Western Australian Auditor-General Colin Murphy has told iTnews he thinks that bruises left by the state’s failed shared services scheme could be the source of apprehension about a central IT authority in the government.
Last week the WA Premier Colin Barnett was challenged by the opposition in Parliament about the state’s lack of a central IT strategy and accused of making staff cuts to the Department of Commerce’s digital economy unit.
The debate was followed by a report issued by Murphy’s office uncovering failing standards of IT management in some areas of the public sector, and at least one project on a steady path to failure.
Opposition commerce spokesperson Kate Doust has accused the government of leaving innovation in WA “starving to death”.
“For six years Colin Barnett has done nothing but ignore the future economic development of our state.”

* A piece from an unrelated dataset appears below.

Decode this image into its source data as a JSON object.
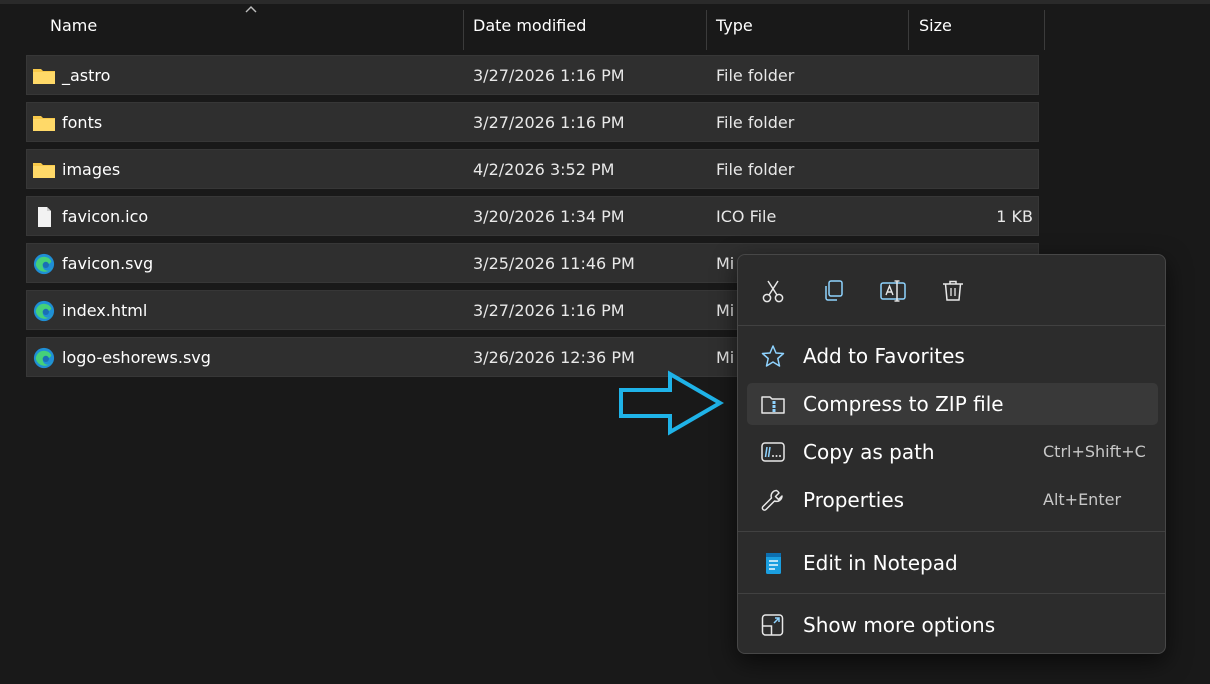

“There is so much money to be saved and gained through implementing a thought-out ICT strategy not only through increased efficiencies within the public sector but also by facilitating tech innovation state wide,” she said.
But Murphy told iTnews that the public service has yet to forget what happened the last time that WA experimented with centralised IT control, as it still picks up the pieces of its dumped shared services scheme.
“There is a general recognition across WA that we don’t have a great history of success when it comes to central control of IT, and here I’d refer back to the state’s experience with shared services,” he said. “I think that people are understandably cautious about a central approach.”
He also attributed a lack of focus on forward-thinking IT initiatives within agencies to the turbulence that the transition into the state’s central Oracle ERP platform and its subsequent decommissioning has caused.
“Where a lot of effort was put into rolling out shared services and a whole lot of focus was subsequently put into the decommissioning, there is not a much time left to offer attention to sustained improvement.”
One of the areas of improvement that the Auditor identified in particular was information security.
For the past six or so years his office has been comparing the compliance of WA agencies with international security benchmarks, to see if the scrutiny would work as an incentive for them to improve their game.
“It is a question that led us to conduct the same assessments year-on-year. The first two years showed some improvements, so we thought ‘great this is working’. But the next year saw a decline. We have not been able to establish a clear pattern since.”
Murphy would not be drawn on his personal views on whether a central IT strategy overseen by a single unit of IT champions would benefit the state, saying it was not his role to make policy judgements.
But Gartner’s peak government IT analyst in Australia, Glenn Archer, said he can’t imagine how a modern corporate enterprise – government included – could effectively operate without a central strategic lead.
“It is hard to imagine any large corporate enterprise that doesn’t see IT as sitting at the core of how it functions internally or delivers services to its customers or citizens,” he said.
“I think the same perspective could be applied to government. Having a central policy agency or a central operational agency that takes an interest in the broad use and application of IT and how to maximise the services that are delivered is a critically important need. And I think that not having that is likely to compromise the interests of good service delivery more broadly.”
Without or without central government control, Murphy made it clear that the absence of a set of IT rules should not let agencies off the hook.
“The message we are trying to send to agencies is that agencies need to give a bit more attention to their information systems. I understand that they have a lot of competing priorities right now, but IT really needs to have a place in the mix.
“The lack of a mandated approach to IT doesn’t mean that agencies don’t have to follow the best practices that they can,” he said.